The G.W. Bush administration created Medicare Advantage (MA) plans as another money-making scheme and a way to further privatize Medicare. With MA an individual’s Medicare benefits are essentially contracted out to an insurance company. By joining an MA plan the recipient is covered by private medical insurance paid for by the government (plus any individual premiums, deductibles, and co-pays). Like HMO’s seniors got some improved benefits (routine dental and vision for example) but had less choice of providers and more bureaucratic rules like prior approval requirements.

For many seniors MAs worked fine. The restrictions were similar to employer-based insurance plans and the extra benefits were sometimes worth the extra cost. MA participation is voluntary, and seniors can choose to stay with regular Medicare. By 2021, twenty-six million senior were in MA plans representing 42% of Medicare recipients.

Like HMOs Medicare Advantage was supposed to control and reduce costs while improving care. But this has not happened. MA plans actually cost more overall than regular Medicare. The government pays about $340 billion a year to MA plan providers. Over the last 12 years this amounted to $140 billion more than regular Medicare would have cost. One 2020 study found MA insurance companies earned gross margins of $2,256 per enrollee and this amount was double what the companies made from other group insurance policies.

MA insurers also benefit from a rigged payment system. Instead of being paid on a fee-for-service basis they get a lump sum per enrollee. This payment is based on a “risk score” of the   participant’s health status. Risk scores are based on diagnoses and not the actual patient care provided. This is an open invitation to exaggerate or falsify the number and severity of a participant’s health problems. The Center for Public Integrity says this finagling cost Medicare $36 billion in 2014.

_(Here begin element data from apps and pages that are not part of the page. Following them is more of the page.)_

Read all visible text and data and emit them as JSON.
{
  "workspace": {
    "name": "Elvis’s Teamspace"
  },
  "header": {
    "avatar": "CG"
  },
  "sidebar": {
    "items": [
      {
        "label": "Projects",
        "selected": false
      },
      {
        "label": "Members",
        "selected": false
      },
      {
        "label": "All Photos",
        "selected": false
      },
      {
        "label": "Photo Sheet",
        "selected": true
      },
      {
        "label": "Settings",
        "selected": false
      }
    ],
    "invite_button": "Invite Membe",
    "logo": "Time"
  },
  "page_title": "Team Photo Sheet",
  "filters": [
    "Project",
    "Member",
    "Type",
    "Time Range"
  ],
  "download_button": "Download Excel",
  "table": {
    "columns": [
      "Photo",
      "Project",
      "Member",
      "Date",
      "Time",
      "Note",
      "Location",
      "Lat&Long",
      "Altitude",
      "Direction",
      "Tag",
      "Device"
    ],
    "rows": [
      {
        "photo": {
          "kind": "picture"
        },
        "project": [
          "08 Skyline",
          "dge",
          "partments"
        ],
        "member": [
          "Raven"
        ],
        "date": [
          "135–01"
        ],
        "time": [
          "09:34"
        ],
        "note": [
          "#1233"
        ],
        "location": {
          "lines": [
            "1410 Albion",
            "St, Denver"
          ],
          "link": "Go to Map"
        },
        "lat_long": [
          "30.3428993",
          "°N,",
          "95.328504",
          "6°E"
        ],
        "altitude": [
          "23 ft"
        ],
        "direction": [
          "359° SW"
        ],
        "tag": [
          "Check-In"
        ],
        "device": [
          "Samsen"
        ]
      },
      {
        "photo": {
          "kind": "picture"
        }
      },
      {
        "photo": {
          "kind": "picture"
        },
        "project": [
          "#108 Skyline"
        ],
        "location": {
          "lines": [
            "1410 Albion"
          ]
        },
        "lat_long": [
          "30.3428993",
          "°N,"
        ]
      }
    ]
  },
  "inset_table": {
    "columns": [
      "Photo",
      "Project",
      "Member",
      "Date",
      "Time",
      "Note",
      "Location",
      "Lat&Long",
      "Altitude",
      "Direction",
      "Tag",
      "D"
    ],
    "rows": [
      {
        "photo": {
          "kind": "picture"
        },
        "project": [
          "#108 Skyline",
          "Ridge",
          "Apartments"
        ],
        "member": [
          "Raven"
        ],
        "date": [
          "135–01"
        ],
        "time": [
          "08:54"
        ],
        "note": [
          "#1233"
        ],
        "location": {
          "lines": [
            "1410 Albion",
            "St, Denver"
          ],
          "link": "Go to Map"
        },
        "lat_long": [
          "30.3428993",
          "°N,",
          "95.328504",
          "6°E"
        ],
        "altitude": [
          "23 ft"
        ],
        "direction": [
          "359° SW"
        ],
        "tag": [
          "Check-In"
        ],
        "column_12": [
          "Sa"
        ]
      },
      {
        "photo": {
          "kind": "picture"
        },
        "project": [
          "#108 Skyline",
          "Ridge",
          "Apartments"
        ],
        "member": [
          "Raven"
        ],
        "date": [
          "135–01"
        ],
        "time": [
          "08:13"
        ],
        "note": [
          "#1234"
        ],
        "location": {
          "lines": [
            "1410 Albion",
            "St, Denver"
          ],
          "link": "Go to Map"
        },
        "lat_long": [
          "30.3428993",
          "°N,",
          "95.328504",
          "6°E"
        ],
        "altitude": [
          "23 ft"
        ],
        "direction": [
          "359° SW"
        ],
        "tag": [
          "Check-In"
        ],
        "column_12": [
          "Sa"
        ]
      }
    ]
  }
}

According to Physicians for a National Health Program (PNHP), MA insurers make money in two ways. The large, inflated payments from Medicare (described above) and by minimizing what they spend on patient care. MA insurers are supposed to spend 85% of their revenues on patient care leaving 15% for overhead and profit. In contrast regular Medicare spends 98% on patient care and only 2% on administration. MA plans are a money maker for insurance companies at the expense of seniors and the government.

The Trump administration made all this worse. In 2020 they began a “pilot program” to move more seniors into for-profit “managed care” and to completely privatize all Medicare services by 2030. Called “Direct Contracting” the program continued the unaccountable payment system of MA plans but also opened the program up to any third-party business entity (including Wall Street investment firms). They allowed any “Direct Contracting Entity” to keep up to 40% of participants payments not used for patient care. Most egregiously seniors would be automatically enrolled without their knowledge or consent.

This happened without Congressional approval or public input. Various advocacy groups raised the alarm and organized opposition. In response the Biden administration changed the name but continued the program. The new name is ACO REACH which stands for Accountable Care Organization Realizing Equity, Access, and Community Health. This bureaucratic gobbledygook should make all of us sick.

Why should the public care about what is happening with Medicare? Obviously, everyone is getting older and will need affordable healthcare in the future. But the larger issue is that Medicare is another example of our excessively expensive, flawed, for-profit healthcare system. Privatized, profit driven Medicare is another reason we pay over twice as much for healthcare as any other nation but achieve lower overall health outcomes.

All these for-profit schemes insert third parties between doctors and patients. None of them improves healthcare or benefits the public.

We need a rational, non-profit, universal, single payer healthcare system that covers everyone. We need one program, unconnected to employment, which can control costs, ensure quality and be available everywhere in the country. For over one hundred years for-profit healthcare providers and insurance companies have failed to meet these needs.

Saving Medicare from a corporate takeover and from profiteering is one battle in the struggle for the national healthcare program we really need.